TASK DIRECTIONS> Write out the full listing, matching it line for line.

SOURCE INFORMATION>
========================================================================

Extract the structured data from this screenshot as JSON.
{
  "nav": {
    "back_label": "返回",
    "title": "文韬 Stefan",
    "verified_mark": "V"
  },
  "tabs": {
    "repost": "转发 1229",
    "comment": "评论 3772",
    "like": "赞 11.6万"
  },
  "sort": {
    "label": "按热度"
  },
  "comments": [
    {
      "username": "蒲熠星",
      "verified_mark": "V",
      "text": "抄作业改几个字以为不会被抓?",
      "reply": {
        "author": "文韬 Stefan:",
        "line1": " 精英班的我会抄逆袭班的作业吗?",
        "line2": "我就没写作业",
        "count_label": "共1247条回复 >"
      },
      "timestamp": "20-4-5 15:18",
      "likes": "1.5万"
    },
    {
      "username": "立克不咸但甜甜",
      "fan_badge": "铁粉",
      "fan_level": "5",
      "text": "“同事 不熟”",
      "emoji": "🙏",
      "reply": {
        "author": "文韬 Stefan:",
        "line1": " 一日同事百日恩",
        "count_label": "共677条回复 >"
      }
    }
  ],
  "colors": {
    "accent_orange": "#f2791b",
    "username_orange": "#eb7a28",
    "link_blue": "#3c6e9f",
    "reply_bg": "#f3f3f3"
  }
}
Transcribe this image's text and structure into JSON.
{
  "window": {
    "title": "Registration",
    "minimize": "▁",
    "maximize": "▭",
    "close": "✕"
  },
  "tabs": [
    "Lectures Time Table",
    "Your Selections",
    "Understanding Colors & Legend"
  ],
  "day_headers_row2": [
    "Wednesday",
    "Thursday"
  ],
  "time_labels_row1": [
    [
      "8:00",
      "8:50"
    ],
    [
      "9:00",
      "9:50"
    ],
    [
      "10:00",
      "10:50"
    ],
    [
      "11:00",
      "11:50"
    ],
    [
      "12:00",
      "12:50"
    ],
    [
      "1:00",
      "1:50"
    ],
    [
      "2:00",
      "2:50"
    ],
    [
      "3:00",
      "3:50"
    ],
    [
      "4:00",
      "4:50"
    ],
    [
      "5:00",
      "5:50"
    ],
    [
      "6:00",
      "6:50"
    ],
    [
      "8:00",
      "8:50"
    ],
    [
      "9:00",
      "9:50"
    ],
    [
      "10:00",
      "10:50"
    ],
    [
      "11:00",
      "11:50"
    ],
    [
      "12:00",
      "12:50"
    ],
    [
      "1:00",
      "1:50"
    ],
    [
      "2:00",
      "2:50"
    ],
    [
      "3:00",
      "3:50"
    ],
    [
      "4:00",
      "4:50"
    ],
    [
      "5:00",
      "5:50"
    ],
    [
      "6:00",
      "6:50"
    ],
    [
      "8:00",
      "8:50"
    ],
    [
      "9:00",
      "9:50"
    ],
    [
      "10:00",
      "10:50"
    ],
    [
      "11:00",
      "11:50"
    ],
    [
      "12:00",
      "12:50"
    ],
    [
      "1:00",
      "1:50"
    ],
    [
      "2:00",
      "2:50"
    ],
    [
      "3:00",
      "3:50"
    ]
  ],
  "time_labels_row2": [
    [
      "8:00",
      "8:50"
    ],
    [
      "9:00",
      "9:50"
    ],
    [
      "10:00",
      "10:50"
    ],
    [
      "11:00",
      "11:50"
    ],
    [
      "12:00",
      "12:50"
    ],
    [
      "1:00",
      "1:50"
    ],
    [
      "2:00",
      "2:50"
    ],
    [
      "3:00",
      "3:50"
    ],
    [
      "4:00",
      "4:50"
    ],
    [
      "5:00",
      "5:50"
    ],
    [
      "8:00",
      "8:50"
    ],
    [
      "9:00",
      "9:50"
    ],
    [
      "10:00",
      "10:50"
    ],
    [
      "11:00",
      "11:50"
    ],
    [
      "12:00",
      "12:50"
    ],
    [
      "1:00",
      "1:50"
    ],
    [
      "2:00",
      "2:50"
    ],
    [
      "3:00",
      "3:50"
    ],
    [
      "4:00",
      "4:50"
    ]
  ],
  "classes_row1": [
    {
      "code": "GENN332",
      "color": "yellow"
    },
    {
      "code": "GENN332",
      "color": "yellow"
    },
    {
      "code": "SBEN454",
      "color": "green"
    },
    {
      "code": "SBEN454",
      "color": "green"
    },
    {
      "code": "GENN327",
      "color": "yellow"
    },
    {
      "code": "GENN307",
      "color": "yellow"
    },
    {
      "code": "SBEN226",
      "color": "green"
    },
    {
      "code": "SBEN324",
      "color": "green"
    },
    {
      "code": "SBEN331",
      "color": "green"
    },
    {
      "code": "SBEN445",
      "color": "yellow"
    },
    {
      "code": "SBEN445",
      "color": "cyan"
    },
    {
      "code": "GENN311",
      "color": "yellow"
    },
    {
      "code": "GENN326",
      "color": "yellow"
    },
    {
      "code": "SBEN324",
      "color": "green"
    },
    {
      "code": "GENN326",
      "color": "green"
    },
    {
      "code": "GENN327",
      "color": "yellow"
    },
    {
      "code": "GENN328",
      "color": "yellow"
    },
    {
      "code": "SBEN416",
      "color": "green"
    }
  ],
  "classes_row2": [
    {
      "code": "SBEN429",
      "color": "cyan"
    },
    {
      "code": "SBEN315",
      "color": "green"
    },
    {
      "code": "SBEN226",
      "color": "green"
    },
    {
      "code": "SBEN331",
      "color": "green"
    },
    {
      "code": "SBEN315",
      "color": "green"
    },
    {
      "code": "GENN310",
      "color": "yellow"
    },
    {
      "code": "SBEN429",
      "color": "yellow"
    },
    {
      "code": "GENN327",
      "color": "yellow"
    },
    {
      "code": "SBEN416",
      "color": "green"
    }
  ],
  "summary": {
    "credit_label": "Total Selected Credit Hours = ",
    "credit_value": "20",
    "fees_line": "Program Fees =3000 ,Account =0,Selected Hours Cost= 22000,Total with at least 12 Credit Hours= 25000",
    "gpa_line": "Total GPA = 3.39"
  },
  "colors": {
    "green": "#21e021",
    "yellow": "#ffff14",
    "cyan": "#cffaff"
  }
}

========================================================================

EXERCISE RESPONSE>
Extract the structured data from this screenshot as JSON.
{
  "nav": {
    "back_label": "返回",
    "title": "文韬 Stefan",
    "verified_mark": "V"
  },
  "tabs": {
    "repost": "转发 1229",
    "comment": "评论 3772",
    "like": "赞 11.6万"
  },
  "sort": {
    "label": "按热度"
  },
  "comments": [
    {
      "username": "蒲熠星",
      "verified_mark": "V",
      "text": "抄作业改几个字以为不会被抓?",
      "reply": {
        "author": "文韬 Stefan:",
        "line1": " 精英班的我会抄逆袭班的作业吗?",
        "line2": "我就没写作业",
        "count_label": "共1247条回复 >"
      },
      "timestamp": "20-4-5 15:18",
      "likes": "1.5万"
    },
    {
      "username": "立克不咸但甜甜",
      "fan_badge": "铁粉",
      "fan_level": "5",
      "text": "“同事 不熟”",
      "emoji": "🙏",
      "reply": {
        "author": "文韬 Stefan:",
        "line1": " 一日同事百日恩",
        "count_label": "共677条回复 >"
      }
    }
  ],
  "colors": {
    "accent_orange": "#f2791b",
    "username_orange": "#eb7a28",
    "link_blue": "#3c6e9f",
    "reply_bg": "#f3f3f3"
  }
}
Transcribe this image's text and structure into JSON.
{
  "window": {
    "title": "Registration",
    "minimize": "▁",
    "maximize": "▭",
    "close": "✕"
  },
  "tabs": [
    "Lectures Time Table",
    "Your Selections",
    "Understanding Colors & Legend"
  ],
  "day_headers_row2": [
    "Wednesday",
    "Thursday"
  ],
  "time_labels_row1": [
    [
      "8:00",
      "8:50"
    ],
    [
      "9:00",
      "9:50"
    ],
    [
      "10:00",
      "10:50"
    ],
    [
      "11:00",
      "11:50"
    ],
    [
      "12:00",
      "12:50"
    ],
    [
      "1:00",
      "1:50"
    ],
    [
      "2:00",
      "2:50"
    ],
    [
      "3:00",
      "3:50"
    ],
    [
      "4:00",
      "4:50"
    ],
    [
      "5:00",
      "5:50"
    ],
    [
      "6:00",
      "6:50"
    ],
    [
      "8:00",
      "8:50"
    ],
    [
      "9:00",
      "9:50"
    ],
    [
      "10:00",
      "10:50"
    ],
    [
      "11:00",
      "11:50"
    ],
    [
      "12:00",
      "12:50"
    ],
    [
      "1:00",
      "1:50"
    ],
    [
      "2:00",
      "2:50"
    ],
    [
      "3:00",
      "3:50"
    ],
    [
      "4:00",
      "4:50"
    ],
    [
      "5:00",
      "5:50"
    ],
    [
      "6:00",
      "6:50"
    ],
    [
      "8:00",
      "8:50"
    ],
    [
      "9:00",
      "9:50"
    ],
    [
      "10:00",
      "10:50"
    ],
    [
      "11:00",
      "11:50"
    ],
    [
      "12:00",
      "12:50"
    ],
    [
      "1:00",
      "1:50"
    ],
    [
      "2:00",
      "2:50"
    ],
    [
      "3:00",
      "3:50"
    ]
  ],
  "time_labels_row2": [
    [
      "8:00",
      "8:50"
    ],
    [
      "9:00",
      "9:50"
    ],
    [
      "10:00",
      "10:50"
    ],
    [
      "11:00",
      "11:50"
    ],
    [
      "12:00",
      "12:50"
    ],
    [
      "1:00",
      "1:50"
    ],
    [
      "2:00",
      "2:50"
    ],
    [
      "3:00",
      "3:50"
    ],
    [
      "4:00",
      "4:50"
    ],
    [
      "5:00",
      "5:50"
    ],
    [
      "8:00",
      "8:50"
    ],
    [
      "9:00",
      "9:50"
    ],
    [
      "10:00",
      "10:50"
    ],
    [
      "11:00",
      "11:50"
    ],
    [
      "12:00",
      "12:50"
    ],
    [
      "1:00",
      "1:50"
    ],
    [
      "2:00",
      "2:50"
    ],
    [
      "3:00",
      "3:50"
    ],
    [
      "4:00",
      "4:50"
    ]
  ],
  "classes_row1": [
    {
      "code": "GENN332",
      "color": "yellow"
    },
    {
      "code": "GENN332",
      "color": "yellow"
    },
    {
      "code": "SBEN454",
      "color": "green"
    },
    {
      "code": "SBEN454",
      "color": "green"
    },
    {
      "code": "GENN327",
      "color": "yellow"
    },
    {
      "code": "GENN307",
      "color": "yellow"
    },
    {
      "code": "SBEN226",
      "color": "green"
    },
    {
      "code": "SBEN324",
      "color": "green"
    },
    {
      "code": "SBEN331",
      "color": "green"
    },
    {
      "code": "SBEN445",
      "color": "yellow"
    },
    {
      "code": "SBEN445",
      "color": "cyan"
    },
    {
      "code": "GENN311",
      "color": "yellow"
    },
    {
      "code": "GENN326",
      "color": "yellow"
    },
    {
      "code": "SBEN324",
      "color": "green"
    },
    {
      "code": "GENN326",
      "color": "green"
    },
    {
      "code": "GENN327",
      "color": "yellow"
    },
    {
      "code": "GENN328",
      "color": "yellow"
    },
    {
      "code": "SBEN416",
      "color": "green"
    }
  ],
  "classes_row2": [
    {
      "code": "SBEN429",
      "color": "cyan"
    },
    {
      "code": "SBEN315",
      "color": "green"
    },
    {
      "code": "SBEN226",
      "color": "green"
    },
    {
      "code": "SBEN331",
      "color": "green"
    },
    {
      "code": "SBEN315",
      "color": "green"
    },
    {
      "code": "GENN310",
      "color": "yellow"
    },
    {
      "code": "SBEN429",
      "color": "yellow"
    },
    {
      "code": "GENN327",
      "color": "yellow"
    },
    {
      "code": "SBEN416",
      "color": "green"
    }
  ],
  "summary": {
    "credit_label": "Total Selected Credit Hours = ",
    "credit_value": "20",
    "fees_line": "Program Fees =3000 ,Account =0,Selected Hours Cost= 22000,Total with at least 12 Credit Hours= 25000",
    "gpa_line": "Total GPA = 3.39"
  },
  "colors": {
    "green": "#21e021",
    "yellow": "#ffff14",
    "cyan": "#cffaff"
  }
}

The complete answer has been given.